EXERCISE PROMPT = Give an exact copy of every entry.

EXTRACTED DATA =
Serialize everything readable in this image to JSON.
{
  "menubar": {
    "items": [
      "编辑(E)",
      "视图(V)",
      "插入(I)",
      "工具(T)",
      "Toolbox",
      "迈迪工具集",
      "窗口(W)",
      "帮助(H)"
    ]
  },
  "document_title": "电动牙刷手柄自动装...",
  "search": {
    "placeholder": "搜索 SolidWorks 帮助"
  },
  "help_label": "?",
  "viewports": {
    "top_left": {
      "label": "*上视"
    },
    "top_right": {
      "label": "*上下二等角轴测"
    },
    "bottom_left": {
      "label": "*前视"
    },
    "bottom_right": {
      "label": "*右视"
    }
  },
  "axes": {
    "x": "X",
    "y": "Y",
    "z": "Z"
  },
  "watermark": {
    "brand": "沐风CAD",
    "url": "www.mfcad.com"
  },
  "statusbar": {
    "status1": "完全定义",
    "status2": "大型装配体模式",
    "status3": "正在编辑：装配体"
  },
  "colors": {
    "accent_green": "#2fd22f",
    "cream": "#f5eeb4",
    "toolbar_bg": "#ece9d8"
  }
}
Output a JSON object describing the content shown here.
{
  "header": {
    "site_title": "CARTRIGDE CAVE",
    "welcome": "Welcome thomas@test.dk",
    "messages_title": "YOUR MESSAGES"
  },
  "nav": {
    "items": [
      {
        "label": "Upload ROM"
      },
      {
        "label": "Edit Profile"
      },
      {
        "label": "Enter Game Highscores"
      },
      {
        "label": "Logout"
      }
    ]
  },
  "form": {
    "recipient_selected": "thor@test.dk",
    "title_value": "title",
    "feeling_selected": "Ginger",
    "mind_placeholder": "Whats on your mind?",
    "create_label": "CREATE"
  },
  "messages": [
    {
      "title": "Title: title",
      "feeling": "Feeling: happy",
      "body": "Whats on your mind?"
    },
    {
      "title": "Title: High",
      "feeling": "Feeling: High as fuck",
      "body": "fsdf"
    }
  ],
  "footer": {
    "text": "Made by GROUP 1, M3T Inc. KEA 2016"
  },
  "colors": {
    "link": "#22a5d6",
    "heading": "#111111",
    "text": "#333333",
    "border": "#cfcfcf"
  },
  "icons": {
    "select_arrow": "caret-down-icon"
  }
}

PROBLEM SOLUTION =
Serialize everything readable in this image to JSON.
{
  "menubar": {
    "items": [
      "编辑(E)",
      "视图(V)",
      "插入(I)",
      "工具(T)",
      "Toolbox",
      "迈迪工具集",
      "窗口(W)",
      "帮助(H)"
    ]
  },
  "document_title": "电动牙刷手柄自动装...",
  "search": {
    "placeholder": "搜索 SolidWorks 帮助"
  },
  "help_label": "?",
  "viewports": {
    "top_left": {
      "label": "*上视"
    },
    "top_right": {
      "label": "*上下二等角轴测"
    },
    "bottom_left": {
      "label": "*前视"
    },
    "bottom_right": {
      "label": "*右视"
    }
  },
  "axes": {
    "x": "X",
    "y": "Y",
    "z": "Z"
  },
  "watermark": {
    "brand": "沐风CAD",
    "url": "www.mfcad.com"
  },
  "statusbar": {
    "status1": "完全定义",
    "status2": "大型装配体模式",
    "status3": "正在编辑：装配体"
  },
  "colors": {
    "accent_green": "#2fd22f",
    "cream": "#f5eeb4",
    "toolbar_bg": "#ece9d8"
  }
}
Output a JSON object describing the content shown here.
{
  "header": {
    "site_title": "CARTRIGDE CAVE",
    "welcome": "Welcome thomas@test.dk",
    "messages_title": "YOUR MESSAGES"
  },
  "nav": {
    "items": [
      {
        "label": "Upload ROM"
      },
      {
        "label": "Edit Profile"
      },
      {
        "label": "Enter Game Highscores"
      },
      {
        "label": "Logout"
      }
    ]
  },
  "form": {
    "recipient_selected": "thor@test.dk",
    "title_value": "title",
    "feeling_selected": "Ginger",
    "mind_placeholder": "Whats on your mind?",
    "create_label": "CREATE"
  },
  "messages": [
    {
      "title": "Title: title",
      "feeling": "Feeling: happy",
      "body": "Whats on your mind?"
    },
    {
      "title": "Title: High",
      "feeling": "Feeling: High as fuck",
      "body": "fsdf"
    }
  ],
  "footer": {
    "text": "Made by GROUP 1, M3T Inc. KEA 2016"
  },
  "colors": {
    "link": "#22a5d6",
    "heading": "#111111",
    "text": "#333333",
    "border": "#cfcfcf"
  },
  "icons": {
    "select_arrow": "caret-down-icon"
  }
}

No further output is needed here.